    1. I’m glad you like it. If your mom doesn’t read your blog who will? Thanks for reading and I hope it turns out as nice as they do on TV.

  2. Great looking flip Bill. 4-side brick, roof looks decent, but the poor spelling of the graffiti is concerning.

    1. Agreed Dorito, you should see the photos I couldn’t post. The spelling is atrocious and the drawings lead me to believe they came from a group of 9 year olds. I will work on that for the next one, was hoping to just put a frame around some of it. Next time!

  3. Hi Bill,

    I have a quick question. What was the reason for you getting the ‘vacancy/builders risk insurance policy’? Did your contractor not have any insurance? Do you utilize on all of your flips? Just curious

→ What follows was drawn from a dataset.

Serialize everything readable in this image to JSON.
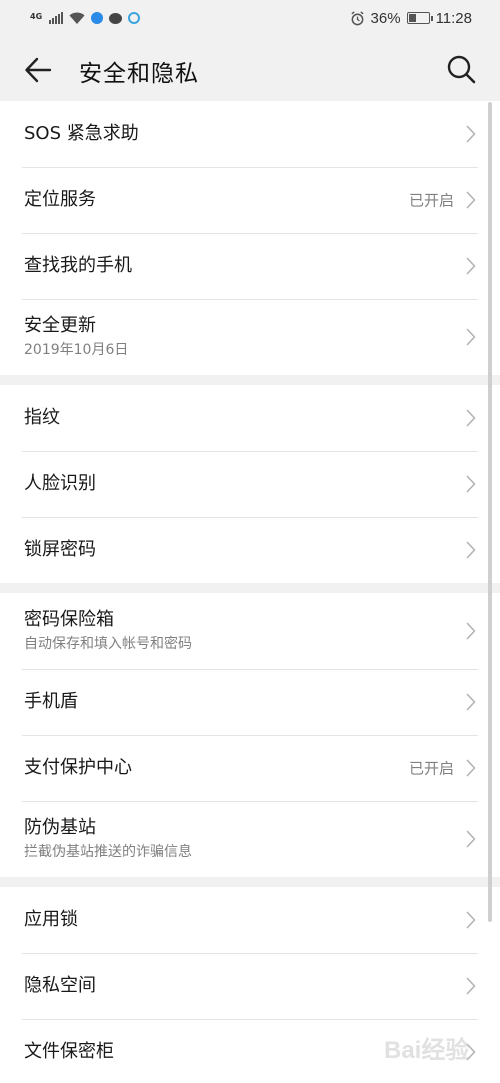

    1. Mitch, good question. My contractor has liability insurance in case anything happens during the construction but his insurance doesn’t cover my property. The builders risk / vacancy policy covers the house if it burns down, gets blown away, etc… Just standard home insurance but since it’s under construction and vacant I need a policy that covers that. Yes, I use this on all of my flips and recommend it.